Pick out every line in the data below that holds "adsbexchange".

DATA FOR PROCESSING below:

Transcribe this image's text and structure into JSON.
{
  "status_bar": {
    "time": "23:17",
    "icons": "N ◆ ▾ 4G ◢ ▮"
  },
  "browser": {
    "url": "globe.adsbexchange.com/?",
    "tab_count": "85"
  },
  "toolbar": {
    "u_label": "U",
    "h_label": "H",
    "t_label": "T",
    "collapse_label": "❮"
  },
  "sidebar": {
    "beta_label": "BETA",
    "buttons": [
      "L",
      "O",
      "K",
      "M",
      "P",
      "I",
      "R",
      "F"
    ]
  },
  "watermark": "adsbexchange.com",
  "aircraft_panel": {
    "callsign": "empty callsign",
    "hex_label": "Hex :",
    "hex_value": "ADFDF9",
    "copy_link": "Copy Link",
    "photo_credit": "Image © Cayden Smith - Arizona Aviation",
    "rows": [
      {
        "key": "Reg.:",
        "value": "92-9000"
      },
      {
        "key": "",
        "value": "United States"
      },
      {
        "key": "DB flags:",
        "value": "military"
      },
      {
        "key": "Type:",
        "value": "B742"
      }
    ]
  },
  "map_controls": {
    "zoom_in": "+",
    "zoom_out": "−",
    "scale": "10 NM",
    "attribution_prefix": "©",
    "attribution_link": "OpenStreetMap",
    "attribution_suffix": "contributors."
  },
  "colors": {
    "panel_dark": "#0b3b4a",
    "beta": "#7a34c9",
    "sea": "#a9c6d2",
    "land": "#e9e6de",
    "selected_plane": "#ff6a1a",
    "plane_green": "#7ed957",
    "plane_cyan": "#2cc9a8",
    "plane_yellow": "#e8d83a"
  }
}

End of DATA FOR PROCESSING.

• **THE COMPLETED TASK**:
    "url": "globe.adsbexchange.com/?",
  "watermark": "adsbexchange.com",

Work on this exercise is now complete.